2. West Point Grads Headed Into Unsure Future

Post-college jitters are setting in for graduates all over the country, but at West Point the atmosphere is particularly anxiety-ridden. For the first time in 13 years, West Point grads are likely headed for peaceful tours of duty -- and in a military where advancement is increasingly based on active combat, graduates are feeling unnerved by their career projections. It also raises the awkward possibility that recent West Point grads with no direct combat experience could be leading men and women who have served in wars. Some argue, as counterterrorism activity continues, peaceful tours will likely not be the West Point norm.

3. Brothers and Survivors

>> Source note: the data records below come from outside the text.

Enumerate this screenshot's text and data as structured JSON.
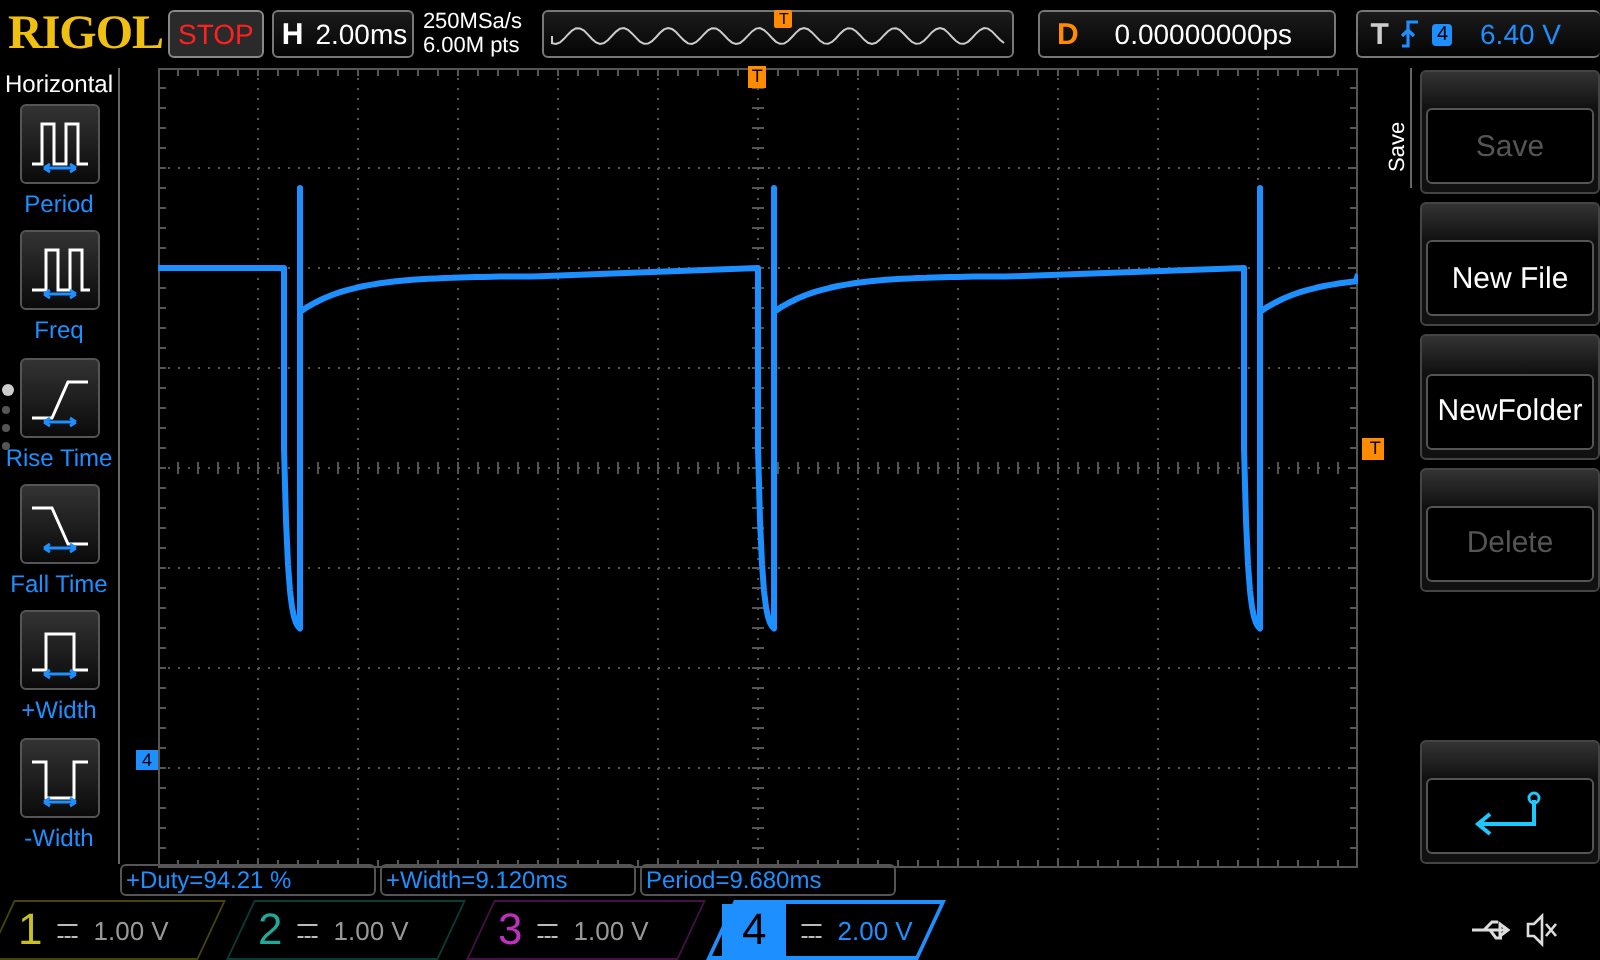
{
  "top_bar": {
    "logo": "RIGOL",
    "run_state": "STOP",
    "horizontal": {
      "label": "H",
      "value": "2.00ms"
    },
    "sample_rate": "250MSa/s",
    "memory_depth": "6.00M pts",
    "trigger_position_marker": "T",
    "delay": {
      "label": "D",
      "value": "0.00000000ps"
    },
    "trigger": {
      "label": "T",
      "source": "4",
      "level": "6.40 V"
    }
  },
  "sidebar": {
    "title": "Horizontal",
    "page_dots": [
      {
        "selected": true
      },
      {
        "selected": false
      },
      {
        "selected": false
      },
      {
        "selected": false
      }
    ],
    "items": [
      {
        "kind": "period",
        "label": "Period"
      },
      {
        "kind": "freq",
        "label": "Freq"
      },
      {
        "kind": "rise",
        "label": "Rise Time"
      },
      {
        "kind": "fall",
        "label": "Fall Time"
      },
      {
        "kind": "pwidth",
        "label": "+Width"
      },
      {
        "kind": "nwidth",
        "label": "-Width"
      }
    ]
  },
  "display": {
    "trigger_position_marker": "T",
    "channel_marker": "4",
    "trigger_level_marker": "T"
  },
  "menu": {
    "title": "Save",
    "buttons": [
      {
        "kind": "text",
        "label": "Save",
        "disabled": true
      },
      {
        "kind": "text",
        "label": "New File",
        "disabled": false
      },
      {
        "kind": "text",
        "label": "NewFolder",
        "disabled": false
      },
      {
        "kind": "text",
        "label": "Delete",
        "disabled": true
      },
      {
        "kind": "spacer"
      },
      {
        "kind": "back"
      }
    ]
  },
  "measurements": [
    "+Duty=94.21 %",
    "+Width=9.120ms",
    "Period=9.680ms"
  ],
  "channels": [
    {
      "number": "1",
      "scale": "1.00 V",
      "selected": false,
      "color": "#c8c020"
    },
    {
      "number": "2",
      "scale": "1.00 V",
      "selected": false,
      "color": "#20a898"
    },
    {
      "number": "3",
      "scale": "1.00 V",
      "selected": false,
      "color": "#c030c0"
    },
    {
      "number": "4",
      "scale": "2.00 V",
      "selected": true,
      "color": "#1e8fff"
    }
  ]
}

J.P. and Paul Norden became celebrities in their small town after the Boston Marathon bombing. The brothers, who each lost a leg and suffered serious injuries, are telling their dramatic story in a newly-released book, “Twice as Strong: 12 seconds, 2 Brothers and the Marathon that Changed Their Lives.” They reveal the media attention has been, at times, a welcome distraction from last year’s bombing and they are focused on moving forward.

4. 49er Aldon Smith Arrested for Bomb Threat

San Francisco 49ers star Aldon Smith was arrested at LAX airport over the weekend for allegedly threatening that he had a bomb. The 24-year-old was part of a random secondary screening selection when he claimed he had an explosive, police said. Smith already has two other pending criminal cases. One case involves possession of illegal weapons. The other stemmed from a shooting back in 2012. Smith had to leave the 49ers for five games last season to undergo treatment for substance abuse.

5. Teen’s Terror Tweet to American Airlines Backfires

If you needed further proof that you don’t joke with airlines about terror, a Twitter user named “Sarah” sent a threatening tweet to American Airlines, but quickly realized the error of her ways. On Sunday Sarah wrote: “hello my name’s Ibrahim and I’m from Afghanistan. I’m part of Al Qaida and on June 1st I’m gonna do something really big bye.” The airline responded on Twitter and promised to contact the FBI. Sarah swiftly deployed dozens of panicked tweets begging for mercy, claiming she was only a 14-year-old girl making a joke. The exchange went viral in the Twitterverse, and Sarah deleted her account later that day. According to the Rotterdam Police Department’s Twitter account, the Dutch teen has been arrested, while the FBI is staying mum.

6. The Era of Mad Men vs. Today

If you’re a “Mad Men” fan, chances are you’ve fantasized about living the Don Draper lifestyle: well-tailored clothes, swanky penthouse apartments and happy hours that start at noon. But don’t get too caught up in the clouds. The differences between quality of life during the Mad Men era and today are so stark, even Mr. Draper would would be envious. Need proof? It turns out we’re living longer, we’re healthier and some things are actually cheaper - like airfares. Check out all the comparisons here.